E3D definitely left an impression on the 3d printing community last year when they presented their new CoreXY 3d printer equipped with a tool changer. Although the final design hasn’t been published yet that didn’t stop many from making their own or similar inspired machines. It’s amazing how quickly the RepRap community can develop and implement an idea. Many exhibitors showed their own version to the tool changer technique. While there was a small number of exhibitors that had the genuine E3D core-xy printers that were sent out to early beta testers. I don’t know if tool changing 3d printers will be the feature of 3d printing multiple materials and colors but it’s a good start. Plus it gives them a reason to buy more of their great hotends. Who says you can only have a couple of hotends on a 3d printer?
The E3D tool changing corexy printer uses the Duet Wifi with the X5 expansion board to control the advanced motion system. They mentioned before how they wouldnt be able to control the printer like they do without the Duet Wifi and Reprap Firmware. The gcode based programming and configuration allows for useful macros to be utilized to get more functionality.
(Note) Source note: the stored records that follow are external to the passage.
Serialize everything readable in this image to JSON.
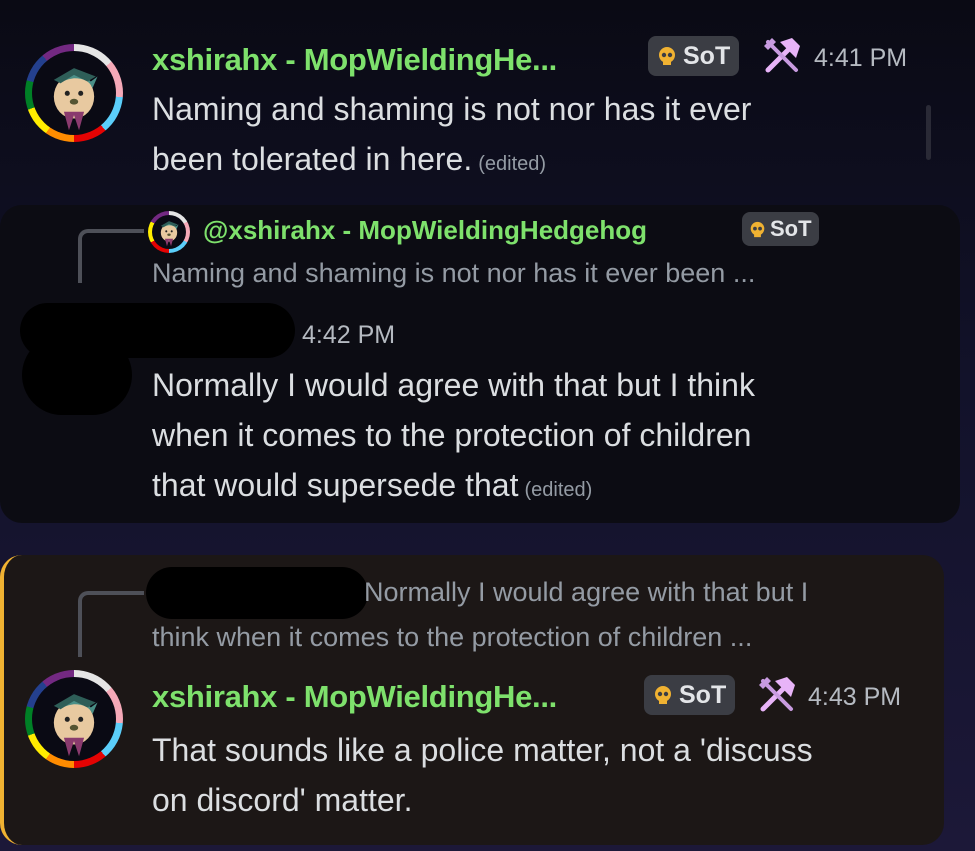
{
  "colors": {
    "username_green": "#7ee16c",
    "badge_bg": "#3b3d44",
    "highlight_border": "#f0b232",
    "muted_text": "#949ba4"
  },
  "messages": [
    {
      "author": "xshirahx - MopWieldingHe...",
      "badge_icon": "skull-icon",
      "badge": "SoT",
      "role_icon": "hammer-icon",
      "time": "4:41 PM",
      "lines": [
        "Naming and shaming is not nor has it ever",
        "been tolerated in here."
      ],
      "edited": "(edited)"
    },
    {
      "reply": {
        "author": "@xshirahx - MopWieldingHedgehog",
        "badge": "SoT",
        "text": "Naming and shaming is not nor has it ever been ..."
      },
      "author": "[redacted]",
      "time": "4:42 PM",
      "lines": [
        "Normally I would agree with that but I think",
        "when it comes to the protection of children",
        "that would supersede that"
      ],
      "edited": "(edited)"
    },
    {
      "reply": {
        "author": "[redacted]",
        "text_line1": "Normally I would agree with that but I",
        "text_line2": "think when it comes to the protection of children ..."
      },
      "author": "xshirahx - MopWieldingHe...",
      "badge": "SoT",
      "time": "4:43 PM",
      "lines": [
        "That sounds like a police matter, not a 'discuss",
        "on discord' matter."
      ]
    }
  ]
}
The Midwest Reprap Festival also has the most interesting 3d prints you possibly find. Its hard to not get inspired by all the cool stuff people 3d print. I think we also broke the record of the most 3d printed tug boats you can fit into one building( benchies.)
This interesting delta 3d printer build was designed and built by Ryan Carlyle. Ryan also wrote the book “3D Printer Engineering.” I picked up a copy from him at the show and this is what I think…… The book is great. Coming from someone who has built a handful of printers it showed me alot of information that connected the dots of machine design to the actual science and technical engineering. You can find the book on Amazon and highly suggest you add this one to your collection. This book is great. It doesn’t matter if your newbie or designed and built a number of machines there is something there for you.
Maarten van Lier of Core3D.Tech shows his new tall delta printer that he calls C3Dt/bd.” The “bd” stands for Big Delta. It has a build volume of 330mm DIA x 1245mm. It is a well thought out machine design made by a guy who has created a number of other awesome 3d printer designs. The Big Delta has 40mmx40mm extrusions and uses Nema 23’s to drive the motion. Maarten uses the Delta Smart Effector with touch sensor homing with the blue E3D hotend that has threaded heat sink commonly used on delta printers. In addition the Big Delta is equipped with THK linear rails and a 7″ PanelDue touch screen.
This very large delta printer is called the Part Daddy. This beast was designed and built by SeeMeCNC who is a company known for creating many great delta 3d printers. Part Daddy has a pellet extruder and a 4mm nozzle that allows for large and quick 3d prints. It’s built from custom CNC machined aluminum parts and large aluminum extrusions. It works just like a regular printer except it’s LARGE. It has a print volume of 44 inch diameter x 114 inches tall.
Railcore 3D Printer
Out of all the 3d printer designs and builds you can find at #MRRF2019 my favorite is the core-xy mechanical arrangement see more. And right next to E3D’s tool changing 3d printer awesomeness is the Railcore 3d printer. Railcore Labs have published an awesome open source core xy design.
In addition to all the 3d printer awesomeness we’ve covered here, there were many more such as:
- Prusa Research demonstrating their new SLA printer
- Slice Engineering
- Matter Hackers